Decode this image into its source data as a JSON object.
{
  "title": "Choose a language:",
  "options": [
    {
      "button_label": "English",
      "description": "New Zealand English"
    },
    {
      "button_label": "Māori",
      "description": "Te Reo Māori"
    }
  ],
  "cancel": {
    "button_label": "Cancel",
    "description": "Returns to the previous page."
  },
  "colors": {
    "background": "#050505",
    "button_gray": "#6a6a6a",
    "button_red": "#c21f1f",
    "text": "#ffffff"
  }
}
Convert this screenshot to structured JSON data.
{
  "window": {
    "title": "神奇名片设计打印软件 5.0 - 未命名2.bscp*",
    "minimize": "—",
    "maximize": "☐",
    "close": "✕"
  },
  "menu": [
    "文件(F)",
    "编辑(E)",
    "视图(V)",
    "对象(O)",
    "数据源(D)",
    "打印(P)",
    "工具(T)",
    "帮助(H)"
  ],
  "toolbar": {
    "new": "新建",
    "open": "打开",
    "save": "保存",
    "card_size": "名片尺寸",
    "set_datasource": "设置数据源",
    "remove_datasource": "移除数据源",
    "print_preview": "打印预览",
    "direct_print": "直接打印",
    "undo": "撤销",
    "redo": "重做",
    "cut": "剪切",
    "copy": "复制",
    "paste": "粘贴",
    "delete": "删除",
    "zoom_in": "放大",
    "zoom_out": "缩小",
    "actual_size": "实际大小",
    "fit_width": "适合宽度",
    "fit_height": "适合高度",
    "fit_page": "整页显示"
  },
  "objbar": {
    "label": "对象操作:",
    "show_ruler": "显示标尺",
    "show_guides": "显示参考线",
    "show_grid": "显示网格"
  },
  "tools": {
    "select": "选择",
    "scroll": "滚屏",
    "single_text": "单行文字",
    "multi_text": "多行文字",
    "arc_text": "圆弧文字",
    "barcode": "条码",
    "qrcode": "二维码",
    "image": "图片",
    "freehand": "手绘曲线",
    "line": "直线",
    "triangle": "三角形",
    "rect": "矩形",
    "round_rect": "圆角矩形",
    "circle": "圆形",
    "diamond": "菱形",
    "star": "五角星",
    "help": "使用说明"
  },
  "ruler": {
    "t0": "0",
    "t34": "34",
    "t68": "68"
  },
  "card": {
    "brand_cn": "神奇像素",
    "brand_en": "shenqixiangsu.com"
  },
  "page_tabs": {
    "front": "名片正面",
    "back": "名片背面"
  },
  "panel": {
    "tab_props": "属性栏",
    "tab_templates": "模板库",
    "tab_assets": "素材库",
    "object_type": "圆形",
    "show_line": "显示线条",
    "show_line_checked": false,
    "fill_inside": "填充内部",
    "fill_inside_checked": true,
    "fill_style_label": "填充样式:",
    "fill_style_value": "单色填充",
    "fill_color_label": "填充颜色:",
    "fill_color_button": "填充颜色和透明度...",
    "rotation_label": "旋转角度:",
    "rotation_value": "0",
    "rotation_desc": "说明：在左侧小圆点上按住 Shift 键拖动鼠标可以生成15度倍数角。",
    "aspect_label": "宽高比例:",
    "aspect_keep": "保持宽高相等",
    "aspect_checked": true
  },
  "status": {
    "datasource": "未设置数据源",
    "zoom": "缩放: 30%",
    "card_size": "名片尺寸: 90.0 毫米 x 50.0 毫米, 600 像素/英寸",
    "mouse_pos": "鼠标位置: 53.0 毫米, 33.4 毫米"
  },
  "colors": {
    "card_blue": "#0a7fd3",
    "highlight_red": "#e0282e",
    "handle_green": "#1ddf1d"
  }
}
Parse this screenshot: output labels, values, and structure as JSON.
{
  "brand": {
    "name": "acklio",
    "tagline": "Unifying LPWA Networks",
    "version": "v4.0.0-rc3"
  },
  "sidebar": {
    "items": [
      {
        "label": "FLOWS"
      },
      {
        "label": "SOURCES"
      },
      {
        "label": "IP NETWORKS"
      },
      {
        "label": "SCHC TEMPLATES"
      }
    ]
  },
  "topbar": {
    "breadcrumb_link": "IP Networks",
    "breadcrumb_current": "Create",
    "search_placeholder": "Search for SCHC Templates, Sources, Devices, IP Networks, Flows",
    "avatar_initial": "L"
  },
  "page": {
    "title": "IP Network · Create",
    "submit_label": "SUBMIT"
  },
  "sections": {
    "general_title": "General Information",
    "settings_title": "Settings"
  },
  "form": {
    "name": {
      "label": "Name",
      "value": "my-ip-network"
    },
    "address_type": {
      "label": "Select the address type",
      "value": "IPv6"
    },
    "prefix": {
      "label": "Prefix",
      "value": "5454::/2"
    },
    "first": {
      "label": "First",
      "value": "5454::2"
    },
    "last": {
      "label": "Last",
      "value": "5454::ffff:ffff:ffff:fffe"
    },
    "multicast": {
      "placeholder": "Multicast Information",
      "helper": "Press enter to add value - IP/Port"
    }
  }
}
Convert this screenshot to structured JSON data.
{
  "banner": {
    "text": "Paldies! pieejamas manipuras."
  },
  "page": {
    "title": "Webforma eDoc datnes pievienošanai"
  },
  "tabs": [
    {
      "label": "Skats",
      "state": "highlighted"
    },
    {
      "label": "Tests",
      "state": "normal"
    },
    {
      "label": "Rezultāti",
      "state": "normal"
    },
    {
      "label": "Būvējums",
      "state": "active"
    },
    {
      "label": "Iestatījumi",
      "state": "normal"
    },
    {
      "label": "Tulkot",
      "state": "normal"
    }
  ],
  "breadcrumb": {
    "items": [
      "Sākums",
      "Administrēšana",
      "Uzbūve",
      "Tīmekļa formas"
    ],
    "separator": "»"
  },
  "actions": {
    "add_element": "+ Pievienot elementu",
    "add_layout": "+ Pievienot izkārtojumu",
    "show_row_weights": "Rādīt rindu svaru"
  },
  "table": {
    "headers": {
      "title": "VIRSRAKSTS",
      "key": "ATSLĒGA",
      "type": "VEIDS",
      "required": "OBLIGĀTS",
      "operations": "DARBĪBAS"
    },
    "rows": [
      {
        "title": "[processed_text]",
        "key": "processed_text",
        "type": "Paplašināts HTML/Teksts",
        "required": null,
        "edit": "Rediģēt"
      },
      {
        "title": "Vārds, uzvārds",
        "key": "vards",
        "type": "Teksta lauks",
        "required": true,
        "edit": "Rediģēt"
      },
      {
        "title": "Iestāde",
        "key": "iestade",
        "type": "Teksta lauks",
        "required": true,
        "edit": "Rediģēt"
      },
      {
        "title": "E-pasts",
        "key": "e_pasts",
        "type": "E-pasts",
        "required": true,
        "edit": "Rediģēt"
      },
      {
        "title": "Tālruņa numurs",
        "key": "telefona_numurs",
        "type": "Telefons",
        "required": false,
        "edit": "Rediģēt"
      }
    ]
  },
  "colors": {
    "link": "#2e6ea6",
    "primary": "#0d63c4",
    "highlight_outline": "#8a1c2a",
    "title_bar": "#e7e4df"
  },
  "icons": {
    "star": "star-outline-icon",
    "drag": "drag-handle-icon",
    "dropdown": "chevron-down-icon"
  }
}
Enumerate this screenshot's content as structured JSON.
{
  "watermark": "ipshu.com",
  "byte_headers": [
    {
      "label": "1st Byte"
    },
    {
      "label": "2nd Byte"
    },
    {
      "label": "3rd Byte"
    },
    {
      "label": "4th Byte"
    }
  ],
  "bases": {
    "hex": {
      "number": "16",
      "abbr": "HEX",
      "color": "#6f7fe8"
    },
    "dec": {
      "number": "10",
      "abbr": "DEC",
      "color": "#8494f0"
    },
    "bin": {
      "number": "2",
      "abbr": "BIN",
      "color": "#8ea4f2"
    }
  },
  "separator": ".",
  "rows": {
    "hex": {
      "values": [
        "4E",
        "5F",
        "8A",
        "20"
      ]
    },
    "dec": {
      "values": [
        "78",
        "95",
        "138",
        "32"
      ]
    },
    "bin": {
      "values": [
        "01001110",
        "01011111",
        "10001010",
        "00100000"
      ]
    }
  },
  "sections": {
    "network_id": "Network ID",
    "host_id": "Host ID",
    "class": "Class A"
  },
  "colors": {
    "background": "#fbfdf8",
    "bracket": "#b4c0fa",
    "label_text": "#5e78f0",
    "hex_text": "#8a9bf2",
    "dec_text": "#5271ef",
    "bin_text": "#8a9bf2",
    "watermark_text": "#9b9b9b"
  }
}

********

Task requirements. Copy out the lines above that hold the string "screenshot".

Task result.
Convert this screenshot to structured JSON data.
Parse this screenshot: output labels, values, and structure as JSON.
Convert this screenshot to structured JSON data.
Enumerate this screenshot's content as structured JSON.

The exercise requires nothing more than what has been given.